AbstractEmotional intelligence (EI) plays a significant role in human emotional well-being, personal growth and life satisfaction. Self-awareness is said to be a key to the development of this form of intelligence. It has also been claimed by art therapists and educators that the expressive arts can assist people in self-expression and emotional awareness.
In accordance with this belief, the motion picture (a movie) as a form of expressive product has been used to help people become aware of their own hidden feelings and thoughts (i.e. viewing or making an autobiographical movie can promote emotional awareness). However, there has been little research that specifically addresses how the process of making (one particular form of expressive art) may help a person to engage with their emotions.

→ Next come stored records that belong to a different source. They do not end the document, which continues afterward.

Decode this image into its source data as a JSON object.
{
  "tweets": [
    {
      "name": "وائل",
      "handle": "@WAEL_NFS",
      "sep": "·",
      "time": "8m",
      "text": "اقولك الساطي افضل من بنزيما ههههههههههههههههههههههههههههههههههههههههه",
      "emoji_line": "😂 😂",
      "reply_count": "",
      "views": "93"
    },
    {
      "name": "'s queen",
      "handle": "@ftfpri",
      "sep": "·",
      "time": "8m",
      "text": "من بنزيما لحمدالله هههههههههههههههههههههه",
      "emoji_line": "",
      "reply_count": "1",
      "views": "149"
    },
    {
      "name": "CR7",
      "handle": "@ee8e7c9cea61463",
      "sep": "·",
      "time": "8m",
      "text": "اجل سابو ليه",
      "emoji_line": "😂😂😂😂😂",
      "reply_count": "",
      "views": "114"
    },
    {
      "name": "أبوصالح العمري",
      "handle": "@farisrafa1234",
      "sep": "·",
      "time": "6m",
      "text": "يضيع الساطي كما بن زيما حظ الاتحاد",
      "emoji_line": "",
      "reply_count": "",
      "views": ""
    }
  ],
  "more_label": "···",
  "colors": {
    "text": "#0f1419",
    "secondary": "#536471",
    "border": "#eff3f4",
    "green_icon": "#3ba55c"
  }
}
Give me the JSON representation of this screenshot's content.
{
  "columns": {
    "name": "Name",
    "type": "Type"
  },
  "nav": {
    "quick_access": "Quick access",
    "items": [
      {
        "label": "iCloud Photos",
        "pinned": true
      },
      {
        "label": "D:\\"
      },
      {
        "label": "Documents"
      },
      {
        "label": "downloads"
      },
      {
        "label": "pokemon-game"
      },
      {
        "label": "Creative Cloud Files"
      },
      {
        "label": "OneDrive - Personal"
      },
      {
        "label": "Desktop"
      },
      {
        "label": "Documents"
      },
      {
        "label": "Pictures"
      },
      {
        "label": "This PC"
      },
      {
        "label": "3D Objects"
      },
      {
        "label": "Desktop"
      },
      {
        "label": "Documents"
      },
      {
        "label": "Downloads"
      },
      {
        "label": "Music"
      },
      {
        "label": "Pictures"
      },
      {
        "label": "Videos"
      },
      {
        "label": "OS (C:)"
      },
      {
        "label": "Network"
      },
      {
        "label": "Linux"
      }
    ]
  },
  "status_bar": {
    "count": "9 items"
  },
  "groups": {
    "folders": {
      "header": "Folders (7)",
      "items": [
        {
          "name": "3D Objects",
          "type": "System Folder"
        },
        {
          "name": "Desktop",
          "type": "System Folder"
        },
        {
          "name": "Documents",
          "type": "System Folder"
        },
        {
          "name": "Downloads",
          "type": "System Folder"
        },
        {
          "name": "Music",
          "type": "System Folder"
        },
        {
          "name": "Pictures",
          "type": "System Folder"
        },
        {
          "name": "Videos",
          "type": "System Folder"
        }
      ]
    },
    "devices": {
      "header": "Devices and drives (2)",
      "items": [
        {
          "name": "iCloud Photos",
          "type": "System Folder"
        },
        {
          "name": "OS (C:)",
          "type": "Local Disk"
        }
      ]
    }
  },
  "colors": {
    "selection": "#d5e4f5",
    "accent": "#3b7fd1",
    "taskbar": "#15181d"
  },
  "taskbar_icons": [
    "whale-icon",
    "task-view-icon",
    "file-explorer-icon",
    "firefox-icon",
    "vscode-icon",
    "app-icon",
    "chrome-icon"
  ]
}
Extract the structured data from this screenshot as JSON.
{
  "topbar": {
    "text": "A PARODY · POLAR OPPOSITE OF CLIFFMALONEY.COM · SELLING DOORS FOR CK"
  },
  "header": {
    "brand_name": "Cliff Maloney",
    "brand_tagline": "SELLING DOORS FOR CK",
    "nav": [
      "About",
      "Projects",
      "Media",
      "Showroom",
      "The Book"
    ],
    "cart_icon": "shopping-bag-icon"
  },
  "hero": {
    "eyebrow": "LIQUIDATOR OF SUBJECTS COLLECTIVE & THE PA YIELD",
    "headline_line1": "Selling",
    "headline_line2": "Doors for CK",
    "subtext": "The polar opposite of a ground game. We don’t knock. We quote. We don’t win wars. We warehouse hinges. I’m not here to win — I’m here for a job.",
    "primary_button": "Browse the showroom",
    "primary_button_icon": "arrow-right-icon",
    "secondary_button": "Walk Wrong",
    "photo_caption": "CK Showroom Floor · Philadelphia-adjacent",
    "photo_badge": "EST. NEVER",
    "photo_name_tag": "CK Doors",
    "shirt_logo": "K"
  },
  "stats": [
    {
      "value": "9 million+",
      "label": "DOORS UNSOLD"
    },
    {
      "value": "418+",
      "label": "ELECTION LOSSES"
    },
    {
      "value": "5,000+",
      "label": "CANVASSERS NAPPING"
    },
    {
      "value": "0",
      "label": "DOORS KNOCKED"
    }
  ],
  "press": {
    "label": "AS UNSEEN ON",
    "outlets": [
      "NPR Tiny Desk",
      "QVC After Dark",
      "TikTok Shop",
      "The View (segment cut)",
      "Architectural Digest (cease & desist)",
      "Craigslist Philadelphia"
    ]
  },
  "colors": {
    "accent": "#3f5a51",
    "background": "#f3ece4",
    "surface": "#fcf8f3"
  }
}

Therefore the central aim of the research was to show firstly how the development of autobiographical animations may engender therapeutic opportunities for greater reflection thereby facilitating personal development of, and emotional awareness in the artist and secondly, to demonstrate that the viewing of such animations may prompt viewers to gain the understanding of the feelings of the animator and be stimulated to reflect on their own experience, followed by the subsidiary goal of demonstrating that
making animation could provide additional opportunities to the growth of greater emotional awareness in therapeutic and school education settings.
To achieve these aims, a practice-led research approach was adopted. The thesis presents the reflective journey undertaken in creating the final installation ‘A residual cleft in my beautiful life:
childhood’ based on childhood memories, showing how reflection-on-practice and in-practice formed key components in shaping the research and accompanying artistic endeavours. The development of the installation confirmed that the processes undertaken in producing an animation provided opportunities for self-knowledge and personal growth (in the artist), and that the audience were stimulated to consider their own childhoods as well as the childhood presented to them. The evidences of the animation installation production and the audience’s responses to the artefact further support the positive feedback on the values of animation to assist in increasing self-awareness from interviews
with art therapists, and an online survey with school teachers. Observation of s three month animation teaching placement is also reported to invite further study to explore animation practice and school education.
In conclusion, this research contributes to knowledge firstly, by providing a practice based account of the researcher’s exploration of, and development of emotional insight through her therapeutic art; secondly by evidencing the potential of a new form of expressive art - animation – to be used as an expressive arts technique to engage the emotional intelligence of individuals and audiences.
|Date of Award||2008|
|Supervisor||Rolf Gehlhaar (Supervisor), Andree Woodcock (Supervisor) & John Burns (Supervisor)|